'''
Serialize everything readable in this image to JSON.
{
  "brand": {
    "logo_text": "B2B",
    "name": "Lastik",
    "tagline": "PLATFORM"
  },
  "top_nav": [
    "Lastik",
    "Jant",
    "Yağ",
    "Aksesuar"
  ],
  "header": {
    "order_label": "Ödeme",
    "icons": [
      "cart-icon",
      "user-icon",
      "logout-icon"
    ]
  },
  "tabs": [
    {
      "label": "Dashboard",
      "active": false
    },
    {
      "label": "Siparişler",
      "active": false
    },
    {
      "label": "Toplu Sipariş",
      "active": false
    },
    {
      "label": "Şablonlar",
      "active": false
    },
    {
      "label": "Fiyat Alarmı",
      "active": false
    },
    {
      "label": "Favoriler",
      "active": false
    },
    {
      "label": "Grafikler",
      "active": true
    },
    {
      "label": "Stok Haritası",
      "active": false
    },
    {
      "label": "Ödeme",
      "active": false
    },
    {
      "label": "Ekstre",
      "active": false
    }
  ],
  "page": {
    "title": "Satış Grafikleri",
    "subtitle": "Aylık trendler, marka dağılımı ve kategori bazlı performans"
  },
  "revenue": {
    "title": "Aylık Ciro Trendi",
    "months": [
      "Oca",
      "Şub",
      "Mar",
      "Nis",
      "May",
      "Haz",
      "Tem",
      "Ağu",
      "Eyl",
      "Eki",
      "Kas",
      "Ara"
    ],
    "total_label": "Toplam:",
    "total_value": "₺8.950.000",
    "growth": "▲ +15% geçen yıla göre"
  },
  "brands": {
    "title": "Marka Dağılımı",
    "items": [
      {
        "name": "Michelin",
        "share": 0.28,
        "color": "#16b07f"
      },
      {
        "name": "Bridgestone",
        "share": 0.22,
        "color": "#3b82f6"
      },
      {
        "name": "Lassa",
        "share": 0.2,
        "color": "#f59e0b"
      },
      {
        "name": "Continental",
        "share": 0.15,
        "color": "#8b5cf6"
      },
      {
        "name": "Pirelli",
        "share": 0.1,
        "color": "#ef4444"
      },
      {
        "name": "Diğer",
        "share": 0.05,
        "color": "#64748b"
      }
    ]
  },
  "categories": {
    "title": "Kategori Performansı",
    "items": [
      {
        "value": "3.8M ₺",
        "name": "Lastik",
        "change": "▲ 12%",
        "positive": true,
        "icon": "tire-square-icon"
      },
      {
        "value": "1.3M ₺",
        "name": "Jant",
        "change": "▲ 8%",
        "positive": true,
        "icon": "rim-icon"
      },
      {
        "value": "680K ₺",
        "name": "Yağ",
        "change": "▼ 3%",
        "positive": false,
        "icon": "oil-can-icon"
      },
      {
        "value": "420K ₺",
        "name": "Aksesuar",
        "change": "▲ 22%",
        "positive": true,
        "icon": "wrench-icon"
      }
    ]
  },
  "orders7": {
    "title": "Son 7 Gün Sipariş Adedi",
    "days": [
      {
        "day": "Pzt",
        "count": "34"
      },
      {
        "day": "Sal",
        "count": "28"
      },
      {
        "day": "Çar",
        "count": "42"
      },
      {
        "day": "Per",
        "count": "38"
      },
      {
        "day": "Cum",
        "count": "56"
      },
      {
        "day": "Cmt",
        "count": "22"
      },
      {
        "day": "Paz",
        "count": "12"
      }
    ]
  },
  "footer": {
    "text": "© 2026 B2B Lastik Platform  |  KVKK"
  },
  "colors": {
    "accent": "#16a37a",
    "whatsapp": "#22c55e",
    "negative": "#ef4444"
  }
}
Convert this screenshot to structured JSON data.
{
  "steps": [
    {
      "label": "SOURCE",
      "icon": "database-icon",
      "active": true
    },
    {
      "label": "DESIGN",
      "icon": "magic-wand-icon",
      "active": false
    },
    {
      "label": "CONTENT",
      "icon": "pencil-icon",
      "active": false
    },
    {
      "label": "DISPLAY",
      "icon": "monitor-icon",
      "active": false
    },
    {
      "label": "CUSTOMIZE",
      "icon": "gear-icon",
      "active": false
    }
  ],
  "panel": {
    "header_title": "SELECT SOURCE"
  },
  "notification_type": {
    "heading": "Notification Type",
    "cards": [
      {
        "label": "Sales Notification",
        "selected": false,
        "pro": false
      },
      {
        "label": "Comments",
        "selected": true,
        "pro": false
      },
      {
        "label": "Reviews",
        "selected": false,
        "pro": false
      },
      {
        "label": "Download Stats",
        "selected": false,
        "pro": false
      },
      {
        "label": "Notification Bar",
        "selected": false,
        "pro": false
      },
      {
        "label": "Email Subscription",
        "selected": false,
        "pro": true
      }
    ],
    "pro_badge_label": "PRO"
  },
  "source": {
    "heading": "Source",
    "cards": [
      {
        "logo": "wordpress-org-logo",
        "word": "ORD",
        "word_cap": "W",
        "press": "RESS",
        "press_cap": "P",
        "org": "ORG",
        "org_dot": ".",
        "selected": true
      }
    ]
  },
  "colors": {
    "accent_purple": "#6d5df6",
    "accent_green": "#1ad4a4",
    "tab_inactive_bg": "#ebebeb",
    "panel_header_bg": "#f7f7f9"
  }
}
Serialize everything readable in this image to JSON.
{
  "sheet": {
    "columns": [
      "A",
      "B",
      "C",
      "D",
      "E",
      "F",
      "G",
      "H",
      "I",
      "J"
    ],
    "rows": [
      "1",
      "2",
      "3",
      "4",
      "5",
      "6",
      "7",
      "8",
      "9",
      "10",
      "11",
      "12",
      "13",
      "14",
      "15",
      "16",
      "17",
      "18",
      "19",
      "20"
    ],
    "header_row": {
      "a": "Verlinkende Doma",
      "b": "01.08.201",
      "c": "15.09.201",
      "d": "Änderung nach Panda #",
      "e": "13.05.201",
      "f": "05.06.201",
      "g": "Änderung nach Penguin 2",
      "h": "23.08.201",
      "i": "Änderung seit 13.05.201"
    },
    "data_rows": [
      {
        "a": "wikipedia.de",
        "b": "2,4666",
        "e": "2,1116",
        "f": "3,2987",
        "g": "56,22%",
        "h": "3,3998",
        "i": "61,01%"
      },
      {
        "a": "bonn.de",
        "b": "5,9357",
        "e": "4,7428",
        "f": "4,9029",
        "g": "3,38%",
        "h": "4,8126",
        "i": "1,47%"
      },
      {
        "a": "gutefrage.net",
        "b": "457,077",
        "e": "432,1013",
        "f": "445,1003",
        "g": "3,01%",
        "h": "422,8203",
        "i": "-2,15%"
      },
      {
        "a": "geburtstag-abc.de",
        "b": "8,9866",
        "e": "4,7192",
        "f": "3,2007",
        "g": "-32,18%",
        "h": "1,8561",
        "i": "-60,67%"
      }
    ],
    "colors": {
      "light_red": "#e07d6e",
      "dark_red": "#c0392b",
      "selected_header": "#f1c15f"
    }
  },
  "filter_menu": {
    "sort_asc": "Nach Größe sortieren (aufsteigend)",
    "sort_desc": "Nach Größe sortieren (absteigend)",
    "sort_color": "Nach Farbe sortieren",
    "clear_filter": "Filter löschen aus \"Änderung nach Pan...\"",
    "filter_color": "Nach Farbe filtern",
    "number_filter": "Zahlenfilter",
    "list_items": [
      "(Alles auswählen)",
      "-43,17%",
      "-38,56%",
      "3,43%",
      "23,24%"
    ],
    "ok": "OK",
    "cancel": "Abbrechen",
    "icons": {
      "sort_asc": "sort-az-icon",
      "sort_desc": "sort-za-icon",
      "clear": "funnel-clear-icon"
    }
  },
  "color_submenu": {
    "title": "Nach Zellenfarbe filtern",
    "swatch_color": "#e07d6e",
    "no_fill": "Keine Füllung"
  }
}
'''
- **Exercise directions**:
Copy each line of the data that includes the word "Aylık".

- **Completed exercise**:
    "subtitle": "Aylık trendler, marka dağılımı ve kategori bazlı performans"
    "title": "Aylık Ciro Trendi",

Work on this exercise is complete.